▸ **Work task**: With no line left out, restate the data word for word.

Segment Start: Study material

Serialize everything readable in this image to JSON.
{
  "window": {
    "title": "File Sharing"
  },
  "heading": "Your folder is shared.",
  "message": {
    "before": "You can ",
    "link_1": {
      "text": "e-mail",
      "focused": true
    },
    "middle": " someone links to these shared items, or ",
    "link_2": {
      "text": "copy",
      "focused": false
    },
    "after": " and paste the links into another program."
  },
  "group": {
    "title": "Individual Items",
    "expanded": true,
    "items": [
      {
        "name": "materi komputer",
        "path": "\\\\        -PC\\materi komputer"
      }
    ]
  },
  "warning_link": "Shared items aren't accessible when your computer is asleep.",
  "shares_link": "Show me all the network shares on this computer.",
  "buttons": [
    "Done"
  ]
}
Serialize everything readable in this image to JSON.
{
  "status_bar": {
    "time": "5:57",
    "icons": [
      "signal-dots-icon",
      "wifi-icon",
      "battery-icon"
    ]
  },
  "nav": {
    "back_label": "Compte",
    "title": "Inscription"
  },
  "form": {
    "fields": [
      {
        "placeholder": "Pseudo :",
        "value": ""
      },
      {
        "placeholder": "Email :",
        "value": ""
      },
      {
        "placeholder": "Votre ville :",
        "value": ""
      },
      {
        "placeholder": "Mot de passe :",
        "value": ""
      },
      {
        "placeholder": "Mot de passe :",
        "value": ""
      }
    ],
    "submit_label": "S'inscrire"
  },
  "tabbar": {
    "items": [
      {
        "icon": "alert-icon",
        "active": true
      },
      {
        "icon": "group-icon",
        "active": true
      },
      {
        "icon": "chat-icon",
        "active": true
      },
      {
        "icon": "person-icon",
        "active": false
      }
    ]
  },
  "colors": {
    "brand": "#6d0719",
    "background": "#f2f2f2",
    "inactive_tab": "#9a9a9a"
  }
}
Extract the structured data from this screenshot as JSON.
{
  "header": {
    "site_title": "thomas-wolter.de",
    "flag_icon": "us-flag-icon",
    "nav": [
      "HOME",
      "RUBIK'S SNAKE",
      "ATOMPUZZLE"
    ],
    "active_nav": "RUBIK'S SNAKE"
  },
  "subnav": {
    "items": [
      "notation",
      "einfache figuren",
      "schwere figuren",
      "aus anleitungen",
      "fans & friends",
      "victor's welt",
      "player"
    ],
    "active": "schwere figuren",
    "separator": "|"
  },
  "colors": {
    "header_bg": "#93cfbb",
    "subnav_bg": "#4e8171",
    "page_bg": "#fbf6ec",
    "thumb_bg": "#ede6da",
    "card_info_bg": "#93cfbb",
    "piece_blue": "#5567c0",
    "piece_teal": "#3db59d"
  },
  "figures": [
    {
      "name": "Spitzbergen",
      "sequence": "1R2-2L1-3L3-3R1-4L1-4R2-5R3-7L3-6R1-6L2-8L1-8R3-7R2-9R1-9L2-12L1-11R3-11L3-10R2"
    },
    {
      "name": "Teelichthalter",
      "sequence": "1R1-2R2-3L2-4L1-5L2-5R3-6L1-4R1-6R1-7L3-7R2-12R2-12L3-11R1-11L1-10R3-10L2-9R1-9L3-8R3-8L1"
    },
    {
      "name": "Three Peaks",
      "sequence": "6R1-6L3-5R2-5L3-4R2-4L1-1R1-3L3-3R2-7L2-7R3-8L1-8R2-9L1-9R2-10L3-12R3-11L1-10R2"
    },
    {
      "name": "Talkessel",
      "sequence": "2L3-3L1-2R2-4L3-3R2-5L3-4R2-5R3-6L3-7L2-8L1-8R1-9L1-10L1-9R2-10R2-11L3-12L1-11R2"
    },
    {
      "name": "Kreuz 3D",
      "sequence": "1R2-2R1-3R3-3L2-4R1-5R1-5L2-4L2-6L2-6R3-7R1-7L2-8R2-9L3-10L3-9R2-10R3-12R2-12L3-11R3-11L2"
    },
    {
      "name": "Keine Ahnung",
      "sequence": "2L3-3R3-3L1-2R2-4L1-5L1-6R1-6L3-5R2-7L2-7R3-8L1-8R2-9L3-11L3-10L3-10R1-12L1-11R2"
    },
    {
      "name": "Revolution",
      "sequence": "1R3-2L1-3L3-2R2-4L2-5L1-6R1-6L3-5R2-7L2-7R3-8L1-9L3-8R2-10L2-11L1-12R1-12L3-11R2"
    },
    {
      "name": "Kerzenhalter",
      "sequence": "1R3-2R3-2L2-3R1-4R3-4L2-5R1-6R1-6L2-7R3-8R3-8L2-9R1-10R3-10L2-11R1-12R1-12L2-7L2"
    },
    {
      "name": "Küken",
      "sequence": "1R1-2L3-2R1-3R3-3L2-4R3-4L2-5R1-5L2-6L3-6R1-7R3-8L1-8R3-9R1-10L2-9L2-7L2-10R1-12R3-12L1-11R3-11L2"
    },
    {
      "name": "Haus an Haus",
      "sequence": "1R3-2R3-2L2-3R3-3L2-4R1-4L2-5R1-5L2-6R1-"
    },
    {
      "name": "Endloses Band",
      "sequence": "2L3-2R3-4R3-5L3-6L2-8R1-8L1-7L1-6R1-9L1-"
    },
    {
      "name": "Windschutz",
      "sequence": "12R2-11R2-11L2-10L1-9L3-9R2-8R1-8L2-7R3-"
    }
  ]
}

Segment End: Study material

▸ **Output**:
Serialize everything readable in this image to JSON.
{
  "window": {
    "title": "File Sharing"
  },
  "heading": "Your folder is shared.",
  "message": {
    "before": "You can ",
    "link_1": {
      "text": "e-mail",
      "focused": true
    },
    "middle": " someone links to these shared items, or ",
    "link_2": {
      "text": "copy",
      "focused": false
    },
    "after": " and paste the links into another program."
  },
  "group": {
    "title": "Individual Items",
    "expanded": true,
    "items": [
      {
        "name": "materi komputer",
        "path": "\\\\        -PC\\materi komputer"
      }
    ]
  },
  "warning_link": "Shared items aren't accessible when your computer is asleep.",
  "shares_link": "Show me all the network shares on this computer.",
  "buttons": [
    "Done"
  ]
}
Serialize everything readable in this image to JSON.
{
  "status_bar": {
    "time": "5:57",
    "icons": [
      "signal-dots-icon",
      "wifi-icon",
      "battery-icon"
    ]
  },
  "nav": {
    "back_label": "Compte",
    "title": "Inscription"
  },
  "form": {
    "fields": [
      {
        "placeholder": "Pseudo :",
        "value": ""
      },
      {
        "placeholder": "Email :",
        "value": ""
      },
      {
        "placeholder": "Votre ville :",
        "value": ""
      },
      {
        "placeholder": "Mot de passe :",
        "value": ""
      },
      {
        "placeholder": "Mot de passe :",
        "value": ""
      }
    ],
    "submit_label": "S'inscrire"
  },
  "tabbar": {
    "items": [
      {
        "icon": "alert-icon",
        "active": true
      },
      {
        "icon": "group-icon",
        "active": true
      },
      {
        "icon": "chat-icon",
        "active": true
      },
      {
        "icon": "person-icon",
        "active": false
      }
    ]
  },
  "colors": {
    "brand": "#6d0719",
    "background": "#f2f2f2",
    "inactive_tab": "#9a9a9a"
  }
}
Extract the structured data from this screenshot as JSON.
{
  "header": {
    "site_title": "thomas-wolter.de",
    "flag_icon": "us-flag-icon",
    "nav": [
      "HOME",
      "RUBIK'S SNAKE",
      "ATOMPUZZLE"
    ],
    "active_nav": "RUBIK'S SNAKE"
  },
  "subnav": {
    "items": [
      "notation",
      "einfache figuren",
      "schwere figuren",
      "aus anleitungen",
      "fans & friends",
      "victor's welt",
      "player"
    ],
    "active": "schwere figuren",
    "separator": "|"
  },
  "colors": {
    "header_bg": "#93cfbb",
    "subnav_bg": "#4e8171",
    "page_bg": "#fbf6ec",
    "thumb_bg": "#ede6da",
    "card_info_bg": "#93cfbb",
    "piece_blue": "#5567c0",
    "piece_teal": "#3db59d"
  },
  "figures": [
    {
      "name": "Spitzbergen",
      "sequence": "1R2-2L1-3L3-3R1-4L1-4R2-5R3-7L3-6R1-6L2-8L1-8R3-7R2-9R1-9L2-12L1-11R3-11L3-10R2"
    },
    {
      "name": "Teelichthalter",
      "sequence": "1R1-2R2-3L2-4L1-5L2-5R3-6L1-4R1-6R1-7L3-7R2-12R2-12L3-11R1-11L1-10R3-10L2-9R1-9L3-8R3-8L1"
    },
    {
      "name": "Three Peaks",
      "sequence": "6R1-6L3-5R2-5L3-4R2-4L1-1R1-3L3-3R2-7L2-7R3-8L1-8R2-9L1-9R2-10L3-12R3-11L1-10R2"
    },
    {
      "name": "Talkessel",
      "sequence": "2L3-3L1-2R2-4L3-3R2-5L3-4R2-5R3-6L3-7L2-8L1-8R1-9L1-10L1-9R2-10R2-11L3-12L1-11R2"
    },
    {
      "name": "Kreuz 3D",
      "sequence": "1R2-2R1-3R3-3L2-4R1-5R1-5L2-4L2-6L2-6R3-7R1-7L2-8R2-9L3-10L3-9R2-10R3-12R2-12L3-11R3-11L2"
    },
    {
      "name": "Keine Ahnung",
      "sequence": "2L3-3R3-3L1-2R2-4L1-5L1-6R1-6L3-5R2-7L2-7R3-8L1-8R2-9L3-11L3-10L3-10R1-12L1-11R2"
    },
    {
      "name": "Revolution",
      "sequence": "1R3-2L1-3L3-2R2-4L2-5L1-6R1-6L3-5R2-7L2-7R3-8L1-9L3-8R2-10L2-11L1-12R1-12L3-11R2"
    },
    {
      "name": "Kerzenhalter",
      "sequence": "1R3-2R3-2L2-3R1-4R3-4L2-5R1-6R1-6L2-7R3-8R3-8L2-9R1-10R3-10L2-11R1-12R1-12L2-7L2"
    },
    {
      "name": "Küken",
      "sequence": "1R1-2L3-2R1-3R3-3L2-4R3-4L2-5R1-5L2-6L3-6R1-7R3-8L1-8R3-9R1-10L2-9L2-7L2-10R1-12R3-12L1-11R3-11L2"
    },
    {
      "name": "Haus an Haus",
      "sequence": "1R3-2R3-2L2-3R3-3L2-4R1-4L2-5R1-5L2-6R1-"
    },
    {
      "name": "Endloses Band",
      "sequence": "2L3-2R3-4R3-5L3-6L2-8R1-8L1-7L1-6R1-9L1-"
    },
    {
      "name": "Windschutz",
      "sequence": "12R2-11R2-11L2-10L1-9L3-9R2-8R1-8L2-7R3-"
    }
  ]
}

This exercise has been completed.